By Elisa Batista
October 16, 2000
San Francisco, CA
(Copyright © 1994-2000 Wired Digital Inc, a Lycos Network company. All rights reserved.)
Despite 70-hour workweeks at an Internet startup in Texas, Mike Kilgore always finds time to play a practical joke on his wife.
Like the time he phoned her from a copy center in Dallas. Stacie Kilgore — a research analyst working at their home in Peachtree City, Georgia — picked up the phone only to be startled by Mike’s image blaring on a 32-inch television screen.
Stacie, 29, is used to seeing her coworkers on the monitor. The TV screen is part of the hardware that Forrester Research — based in Cambridge, Massachusetts — supplies so she can telecommute from Peachtree City.
Long-distance relationships aren’t new, but they have taken a different form in the Internet Age.
Men and women alike are being lured by the promises of Internet startups — sometimes taking one or the other out of town for long stretches.
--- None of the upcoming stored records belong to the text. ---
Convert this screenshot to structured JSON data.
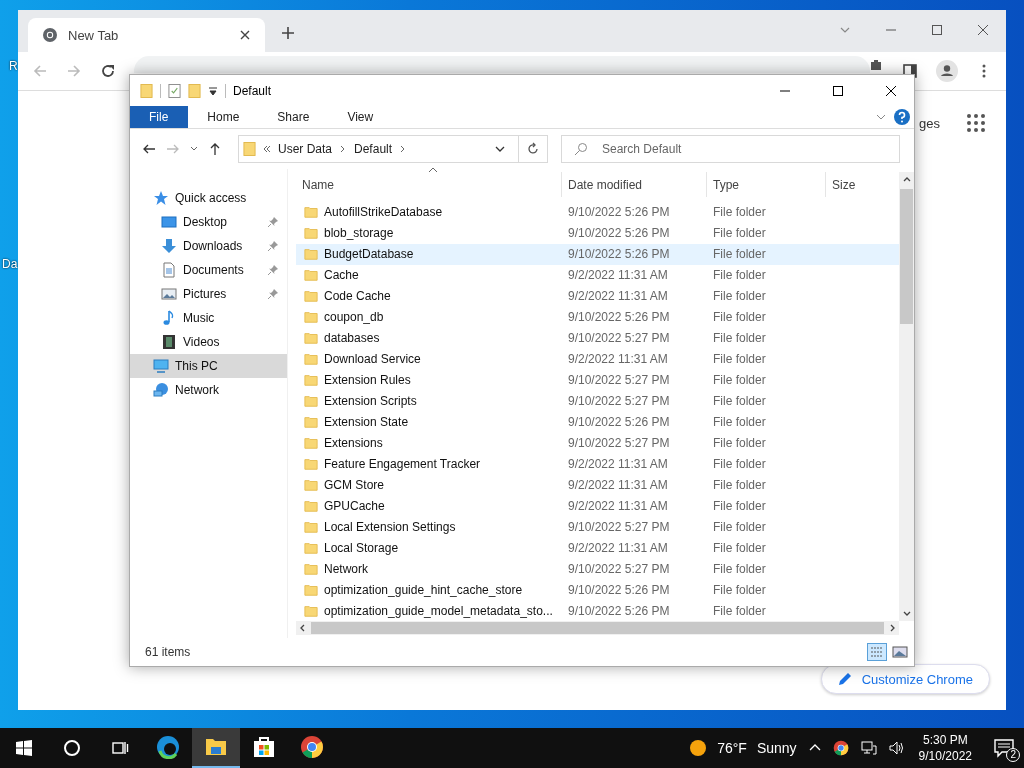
{
  "desktop_labels": [
    "R",
    "Da"
  ],
  "browser": {
    "tab": {
      "title": "New Tab",
      "selected": true
    },
    "partial_link": "ges",
    "customize_button": "Customize Chrome"
  },
  "explorer": {
    "title": "Default",
    "ribbon_tabs": [
      {
        "label": "File",
        "selected": true
      },
      {
        "label": "Home",
        "selected": false
      },
      {
        "label": "Share",
        "selected": false
      },
      {
        "label": "View",
        "selected": false
      }
    ],
    "breadcrumb": [
      "User Data",
      "Default"
    ],
    "search_placeholder": "Search Default",
    "sidebar": [
      {
        "label": "Quick access",
        "kind": "star",
        "selected": false,
        "children": [
          {
            "label": "Desktop",
            "kind": "desktop",
            "pinned": true,
            "selected": false
          },
          {
            "label": "Downloads",
            "kind": "download",
            "pinned": true,
            "selected": false
          },
          {
            "label": "Documents",
            "kind": "document",
            "pinned": true,
            "selected": false
          },
          {
            "label": "Pictures",
            "kind": "pictures",
            "pinned": true,
            "selected": false
          },
          {
            "label": "Music",
            "kind": "music",
            "pinned": false,
            "selected": false
          },
          {
            "label": "Videos",
            "kind": "video",
            "pinned": false,
            "selected": false
          }
        ]
      },
      {
        "label": "This PC",
        "kind": "pc",
        "selected": true
      },
      {
        "label": "Network",
        "kind": "network",
        "selected": false
      }
    ],
    "columns": [
      "Name",
      "Date modified",
      "Type",
      "Size"
    ],
    "rows": [
      {
        "name": "AutofillStrikeDatabase",
        "date": "9/10/2022 5:26 PM",
        "type": "File folder",
        "highlighted": false
      },
      {
        "name": "blob_storage",
        "date": "9/10/2022 5:26 PM",
        "type": "File folder",
        "highlighted": false
      },
      {
        "name": "BudgetDatabase",
        "date": "9/10/2022 5:26 PM",
        "type": "File folder",
        "highlighted": true
      },
      {
        "name": "Cache",
        "date": "9/2/2022 11:31 AM",
        "type": "File folder",
        "highlighted": false
      },
      {
        "name": "Code Cache",
        "date": "9/2/2022 11:31 AM",
        "type": "File folder",
        "highlighted": false
      },
      {
        "name": "coupon_db",
        "date": "9/10/2022 5:26 PM",
        "type": "File folder",
        "highlighted": false
      },
      {
        "name": "databases",
        "date": "9/10/2022 5:27 PM",
        "type": "File folder",
        "highlighted": false
      },
      {
        "name": "Download Service",
        "date": "9/2/2022 11:31 AM",
        "type": "File folder",
        "highlighted": false
      },
      {
        "name": "Extension Rules",
        "date": "9/10/2022 5:27 PM",
        "type": "File folder",
        "highlighted": false
      },
      {
        "name": "Extension Scripts",
        "date": "9/10/2022 5:27 PM",
        "type": "File folder",
        "highlighted": false
      },
      {
        "name": "Extension State",
        "date": "9/10/2022 5:26 PM",
        "type": "File folder",
        "highlighted": false
      },
      {
        "name": "Extensions",
        "date": "9/10/2022 5:27 PM",
        "type": "File folder",
        "highlighted": false
      },
      {
        "name": "Feature Engagement Tracker",
        "date": "9/2/2022 11:31 AM",
        "type": "File folder",
        "highlighted": false
      },
      {
        "name": "GCM Store",
        "date": "9/2/2022 11:31 AM",
        "type": "File folder",
        "highlighted": false
      },
      {
        "name": "GPUCache",
        "date": "9/2/2022 11:31 AM",
        "type": "File folder",
        "highlighted": false
      },
      {
        "name": "Local Extension Settings",
        "date": "9/10/2022 5:27 PM",
        "type": "File folder",
        "highlighted": false
      },
      {
        "name": "Local Storage",
        "date": "9/2/2022 11:31 AM",
        "type": "File folder",
        "highlighted": false
      },
      {
        "name": "Network",
        "date": "9/10/2022 5:27 PM",
        "type": "File folder",
        "highlighted": false
      },
      {
        "name": "optimization_guide_hint_cache_store",
        "date": "9/10/2022 5:26 PM",
        "type": "File folder",
        "highlighted": false
      },
      {
        "name": "optimization_guide_model_metadata_sto...",
        "date": "9/10/2022 5:26 PM",
        "type": "File folder",
        "highlighted": false
      }
    ],
    "status": "61 items"
  },
  "taskbar": {
    "apps": [
      {
        "kind": "edge",
        "active": false
      },
      {
        "kind": "explorer",
        "active": true
      },
      {
        "kind": "store",
        "active": false
      },
      {
        "kind": "chrome",
        "active": false
      }
    ],
    "weather_temp": "76°F",
    "weather_text": "Sunny",
    "time": "5:30 PM",
    "date": "9/10/2022",
    "notifications": "2"
  }
}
But with communications technology being what it is, the distances don’t have to be as burdensome.
So while Mike, 32, doesn’t have the necessary equipment to tap into the video line on a regular basis, he does have access to cellular phones, email and instant messages.
“We are able to have more quality time together on the weekends because we are able to plan and eliminate a lot of chores and tasks that would interfere,” Mike said.
Having grown up with a working father and stay-at-home mother in the sleepy town of Seale, Alabama, Mike can understand why some outsiders may view his marriage-and-work balancing act as “crazy.”
“My view was, you go to college, get married afterwards and start having kids,” he said.
It’s not quite like that for Mike today.
From Monday to Thursday, Mike is in Dallas working as the vice president of sales and marketing for Encentris, a developer of software that allows employees to work virtually anywhere.
Stacie works from Cambridge three days every other week — during which time their yellow Labrador, Izzie, spends her time in a Web camera-monitored “doggie” daycare.
Throughout the week Mike and Stacie constantly shoot off instant messages to each other, or call on their cell phones to firm up weekend plans — usually something outdoorsy like golfing and bike riding.
They rely on the Internet to complete household chores. Stacie calls Webvan to do her grocery shopping. Mike often consults online sources to help him with his yard work.
While no analyst could say how many couples have arrangements like that of the Kilgores, many marriage counselors are shaking their heads disapprovingly. Their workloads have swelled with long-distance couples in the tech industry.
Stephen L. Braveman, a licensed family, marriage and sex therapist with his own consultation in Monterey, California, says 20 percent of his 35 clients work in nearby Silicon Valley.
Braveman said tension can build when the spouse who works from home feels the “burden of holding down the fort.” And the spouse who is living away from home — in most cases in an apartment or hotel room — feels alienated from family life.
The strained tensions don’t end there. After being apart for the week, the tired couple faces extreme pressure to “re-bond” sexually, he said.
“Without planning this can be a real disaster,” Braveman said.
In Braveman’s worst cases, the spouse that lives away from home has broken trust with his or her partner through extramarital affairs or an addiction to pornography.
Joshua Kates, a licensed psychotherapist in Flemington, New Jersey, agrees.
“If you fill too much in a carton, it’s going to burst,” he said.
Kates advises couples in this type of relationship to speak intimately to each other throughout the week and not just the weekends.
“That’s when the planning or time management comes in,” he said. “Having a five-minute phone conversation is hardly being needy.”
The Kilgores agree their situation isn’t ideal, but they’ve reaped many benefits from their present arrangement. The most obvious advantage is they pursue the careers they want.
Their families, most of whom live in the Southeast, are much more supportive now that they have their Georgia home. They lived in Boston the last time they lived together all seven days a week.
“We have little nieces and nephews. They are starting to grow up and we want to be part of their lives,” said Stacie, a North Carolina native. “When we lived in Boston, we saw our families once or twice a year. Now we see our families once a month.”
The Kilgores say they don’t spend less time together now than they did when they lived in Boston.
On Fridays, they both work from home. They walk the dog in the morning and have breakfast, lunch and dinner together. They walk the dog and eat breakfast together on Monday mornings before Mike flies out to Dallas.
“I’m having more meals with Stacie now — 11 out of 21 meals (are) with Stacie on a weekly basis,” Mike said.
“It’s about discipline. I never change my watch from Eastern time,” he added. “I try to keep my mind on Eastern time so Stacie and I are on the same schedule. I try to get enough rest.
“Being apart, the exhaustion of travel — all of those are downsides. But you have to be smart and disciplined in how you manage that.”